-- DESCRIPTION OF THE TASK --
Give the listing below again in full, exactly as written.

********

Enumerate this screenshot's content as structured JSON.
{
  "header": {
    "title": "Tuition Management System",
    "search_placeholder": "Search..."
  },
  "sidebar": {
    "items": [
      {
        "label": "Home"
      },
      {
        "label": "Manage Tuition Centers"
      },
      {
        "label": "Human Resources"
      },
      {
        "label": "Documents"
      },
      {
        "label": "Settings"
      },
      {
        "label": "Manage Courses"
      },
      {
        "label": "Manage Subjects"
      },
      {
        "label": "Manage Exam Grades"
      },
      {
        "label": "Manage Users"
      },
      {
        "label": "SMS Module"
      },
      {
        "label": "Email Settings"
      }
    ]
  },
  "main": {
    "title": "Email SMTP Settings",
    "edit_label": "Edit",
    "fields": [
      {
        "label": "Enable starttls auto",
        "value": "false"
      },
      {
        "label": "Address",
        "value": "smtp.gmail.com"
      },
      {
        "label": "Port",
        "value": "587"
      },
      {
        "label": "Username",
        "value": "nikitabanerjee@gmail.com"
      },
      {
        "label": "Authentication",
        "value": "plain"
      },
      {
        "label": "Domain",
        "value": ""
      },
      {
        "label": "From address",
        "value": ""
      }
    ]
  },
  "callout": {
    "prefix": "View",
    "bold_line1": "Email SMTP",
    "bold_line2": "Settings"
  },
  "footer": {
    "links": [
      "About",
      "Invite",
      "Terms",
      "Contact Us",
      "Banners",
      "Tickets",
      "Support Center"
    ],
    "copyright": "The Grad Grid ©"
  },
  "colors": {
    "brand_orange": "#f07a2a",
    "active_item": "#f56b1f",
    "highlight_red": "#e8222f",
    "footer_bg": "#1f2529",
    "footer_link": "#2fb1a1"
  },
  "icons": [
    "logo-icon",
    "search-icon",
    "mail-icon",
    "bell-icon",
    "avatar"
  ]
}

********

-- WRITTEN SOLUTION --
Enumerate this screenshot's content as structured JSON.
{
  "header": {
    "title": "Tuition Management System",
    "search_placeholder": "Search..."
  },
  "sidebar": {
    "items": [
      {
        "label": "Home"
      },
      {
        "label": "Manage Tuition Centers"
      },
      {
        "label": "Human Resources"
      },
      {
        "label": "Documents"
      },
      {
        "label": "Settings"
      },
      {
        "label": "Manage Courses"
      },
      {
        "label": "Manage Subjects"
      },
      {
        "label": "Manage Exam Grades"
      },
      {
        "label": "Manage Users"
      },
      {
        "label": "SMS Module"
      },
      {
        "label": "Email Settings"
      }
    ]
  },
  "main": {
    "title": "Email SMTP Settings",
    "edit_label": "Edit",
    "fields": [
      {
        "label": "Enable starttls auto",
        "value": "false"
      },
      {
        "label": "Address",
        "value": "smtp.gmail.com"
      },
      {
        "label": "Port",
        "value": "587"
      },
      {
        "label": "Username",
        "value": "nikitabanerjee@gmail.com"
      },
      {
        "label": "Authentication",
        "value": "plain"
      },
      {
        "label": "Domain",
        "value": ""
      },
      {
        "label": "From address",
        "value": ""
      }
    ]
  },
  "callout": {
    "prefix": "View",
    "bold_line1": "Email SMTP",
    "bold_line2": "Settings"
  },
  "footer": {
    "links": [
      "About",
      "Invite",
      "Terms",
      "Contact Us",
      "Banners",
      "Tickets",
      "Support Center"
    ],
    "copyright": "The Grad Grid ©"
  },
  "colors": {
    "brand_orange": "#f07a2a",
    "active_item": "#f56b1f",
    "highlight_red": "#e8222f",
    "footer_bg": "#1f2529",
    "footer_link": "#2fb1a1"
  },
  "icons": [
    "logo-icon",
    "search-icon",
    "mail-icon",
    "bell-icon",
    "avatar"
  ]
}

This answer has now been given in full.